Symmetry finds Canadian prog maestros Saga go acoustic on their own back catalogue

Saga: Symmetry
(Image: © EarMusic)

The delicate density of Saga’s better material doesn’t automatically lend itself to an acoustic shakedown, but 43 years after their self-titled debut the band are still discreetly pushing boundaries. 

Rather than simply strip some of their extensive catalogue (and three new instrumental fillers that needn’t detain us) down to the absolute basics, they’ve embarked on a more considered programme of reinterpretation and rebuilding, with the assistance of a string section.

Thus, Pitchman swaps its guitar squall section for cascading Morning Has Broken-style piano, a fierce cello interlude and subtle harmony vocals. Similarly, Tired World keeps its piano introduction and recurring earworm melody, but where there was once a simple but extended guitar riff there’s now a whole new level of dramatic tension. 

Like everything on Symmetry, it’s the same but different. What in lesser, less-thoughtful hands could have been an anaemic re-treading is now – acoustic or not – more intriguingly complex.

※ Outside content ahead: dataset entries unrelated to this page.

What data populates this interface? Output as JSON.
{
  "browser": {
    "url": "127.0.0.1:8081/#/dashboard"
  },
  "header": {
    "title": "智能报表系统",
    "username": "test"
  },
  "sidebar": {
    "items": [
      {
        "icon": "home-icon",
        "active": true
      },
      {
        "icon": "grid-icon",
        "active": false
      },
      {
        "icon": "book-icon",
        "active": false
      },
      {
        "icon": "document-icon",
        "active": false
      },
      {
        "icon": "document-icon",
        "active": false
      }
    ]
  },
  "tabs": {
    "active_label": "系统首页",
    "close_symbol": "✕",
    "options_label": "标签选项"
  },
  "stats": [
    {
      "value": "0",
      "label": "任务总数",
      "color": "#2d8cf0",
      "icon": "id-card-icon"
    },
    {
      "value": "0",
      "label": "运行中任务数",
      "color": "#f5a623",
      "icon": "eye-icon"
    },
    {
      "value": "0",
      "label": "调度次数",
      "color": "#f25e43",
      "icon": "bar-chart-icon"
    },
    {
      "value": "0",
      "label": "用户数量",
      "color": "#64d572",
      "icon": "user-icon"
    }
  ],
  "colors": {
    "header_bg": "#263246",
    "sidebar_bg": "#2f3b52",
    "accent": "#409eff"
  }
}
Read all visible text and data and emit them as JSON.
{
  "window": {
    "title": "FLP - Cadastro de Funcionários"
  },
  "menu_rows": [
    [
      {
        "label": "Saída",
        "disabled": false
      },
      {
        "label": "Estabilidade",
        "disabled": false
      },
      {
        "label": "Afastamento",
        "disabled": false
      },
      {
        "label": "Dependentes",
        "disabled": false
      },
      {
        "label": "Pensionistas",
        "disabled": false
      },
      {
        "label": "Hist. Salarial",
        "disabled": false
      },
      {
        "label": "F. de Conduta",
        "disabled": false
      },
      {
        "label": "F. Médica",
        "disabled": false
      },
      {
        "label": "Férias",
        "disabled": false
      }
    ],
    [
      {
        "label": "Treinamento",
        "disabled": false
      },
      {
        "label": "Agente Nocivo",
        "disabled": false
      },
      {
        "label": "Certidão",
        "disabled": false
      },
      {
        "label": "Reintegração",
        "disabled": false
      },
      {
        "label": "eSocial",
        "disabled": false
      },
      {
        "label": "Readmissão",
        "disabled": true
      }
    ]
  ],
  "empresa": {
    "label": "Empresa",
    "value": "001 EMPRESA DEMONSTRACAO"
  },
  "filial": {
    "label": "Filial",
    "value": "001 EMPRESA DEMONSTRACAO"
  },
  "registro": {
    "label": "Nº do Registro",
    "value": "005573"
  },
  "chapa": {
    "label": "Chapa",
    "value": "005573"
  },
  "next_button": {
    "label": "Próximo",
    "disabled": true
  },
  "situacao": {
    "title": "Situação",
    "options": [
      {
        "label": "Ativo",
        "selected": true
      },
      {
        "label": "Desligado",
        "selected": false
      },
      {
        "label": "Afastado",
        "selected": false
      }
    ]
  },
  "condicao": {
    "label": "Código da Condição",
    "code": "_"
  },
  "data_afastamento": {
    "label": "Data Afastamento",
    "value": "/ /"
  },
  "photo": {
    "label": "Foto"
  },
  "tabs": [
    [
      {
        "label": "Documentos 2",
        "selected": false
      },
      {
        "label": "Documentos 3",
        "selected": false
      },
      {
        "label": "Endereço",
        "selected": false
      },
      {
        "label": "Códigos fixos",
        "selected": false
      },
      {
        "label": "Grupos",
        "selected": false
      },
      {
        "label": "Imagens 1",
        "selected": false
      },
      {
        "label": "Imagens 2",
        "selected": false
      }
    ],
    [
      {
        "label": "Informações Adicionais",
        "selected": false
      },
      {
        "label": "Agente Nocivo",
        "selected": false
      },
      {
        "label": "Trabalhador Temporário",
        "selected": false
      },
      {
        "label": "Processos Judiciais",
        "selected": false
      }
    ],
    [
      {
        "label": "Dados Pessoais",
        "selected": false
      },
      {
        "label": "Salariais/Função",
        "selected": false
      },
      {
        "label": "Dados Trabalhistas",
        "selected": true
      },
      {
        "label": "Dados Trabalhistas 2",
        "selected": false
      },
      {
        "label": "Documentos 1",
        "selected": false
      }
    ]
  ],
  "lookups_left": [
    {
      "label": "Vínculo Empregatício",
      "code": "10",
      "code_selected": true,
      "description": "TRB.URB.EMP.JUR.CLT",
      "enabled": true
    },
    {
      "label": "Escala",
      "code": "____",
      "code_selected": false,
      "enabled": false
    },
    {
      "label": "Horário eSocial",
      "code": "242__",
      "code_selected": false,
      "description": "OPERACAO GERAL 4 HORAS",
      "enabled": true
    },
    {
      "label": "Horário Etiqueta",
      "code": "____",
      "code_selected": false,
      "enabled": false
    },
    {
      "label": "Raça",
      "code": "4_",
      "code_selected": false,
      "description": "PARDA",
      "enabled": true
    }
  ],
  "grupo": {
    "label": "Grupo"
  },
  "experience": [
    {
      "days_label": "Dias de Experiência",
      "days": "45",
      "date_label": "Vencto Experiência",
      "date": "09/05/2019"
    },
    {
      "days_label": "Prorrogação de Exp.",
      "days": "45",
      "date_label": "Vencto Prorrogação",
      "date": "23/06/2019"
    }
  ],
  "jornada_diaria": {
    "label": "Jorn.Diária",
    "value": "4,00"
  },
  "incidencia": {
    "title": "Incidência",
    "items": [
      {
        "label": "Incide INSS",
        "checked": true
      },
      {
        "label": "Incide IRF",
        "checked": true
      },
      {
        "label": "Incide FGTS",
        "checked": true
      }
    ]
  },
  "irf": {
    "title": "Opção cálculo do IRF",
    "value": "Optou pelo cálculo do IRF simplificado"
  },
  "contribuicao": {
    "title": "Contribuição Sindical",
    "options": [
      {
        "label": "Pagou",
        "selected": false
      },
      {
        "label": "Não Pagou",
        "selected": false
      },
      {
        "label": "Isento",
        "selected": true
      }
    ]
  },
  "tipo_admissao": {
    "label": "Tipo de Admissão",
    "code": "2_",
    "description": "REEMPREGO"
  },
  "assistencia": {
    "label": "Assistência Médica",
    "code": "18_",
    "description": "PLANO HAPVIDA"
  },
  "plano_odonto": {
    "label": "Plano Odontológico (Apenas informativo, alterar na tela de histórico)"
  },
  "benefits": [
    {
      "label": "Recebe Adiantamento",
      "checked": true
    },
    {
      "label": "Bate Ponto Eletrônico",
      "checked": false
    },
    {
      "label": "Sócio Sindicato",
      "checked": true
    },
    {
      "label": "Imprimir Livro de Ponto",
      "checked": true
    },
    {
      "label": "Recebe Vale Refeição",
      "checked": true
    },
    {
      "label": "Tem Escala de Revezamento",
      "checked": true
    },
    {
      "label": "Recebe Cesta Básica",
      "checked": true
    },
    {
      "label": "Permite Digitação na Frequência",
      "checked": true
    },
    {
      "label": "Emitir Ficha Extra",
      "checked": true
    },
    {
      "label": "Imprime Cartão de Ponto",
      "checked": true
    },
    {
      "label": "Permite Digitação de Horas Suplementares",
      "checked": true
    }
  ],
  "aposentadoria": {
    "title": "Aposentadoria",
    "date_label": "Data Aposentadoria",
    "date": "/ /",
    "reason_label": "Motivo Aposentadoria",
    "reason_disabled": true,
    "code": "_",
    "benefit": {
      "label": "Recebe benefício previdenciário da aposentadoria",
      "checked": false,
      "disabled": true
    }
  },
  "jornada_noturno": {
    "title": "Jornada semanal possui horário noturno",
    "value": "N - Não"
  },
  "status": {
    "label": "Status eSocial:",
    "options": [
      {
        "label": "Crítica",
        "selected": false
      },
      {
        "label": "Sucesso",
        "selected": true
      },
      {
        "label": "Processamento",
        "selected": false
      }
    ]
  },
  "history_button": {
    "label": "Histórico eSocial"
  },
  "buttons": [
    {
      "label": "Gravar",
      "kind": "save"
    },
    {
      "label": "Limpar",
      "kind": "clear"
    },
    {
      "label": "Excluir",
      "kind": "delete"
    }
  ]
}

As well as Classic Rock, John Aizlewood currently writes for The Times, The Radio Times, The Sunday Times, The i Newspaper, The Daily Telegraph, The Sunday Telegraph and Mojo amongst others.  He’s written four books and appears on television quite often. He once sang with Iron Maiden at a football stadium in Brazil: he wasn’t asked back. He’s still not sure whether Enver Hoxha killed Mehmet Shehu…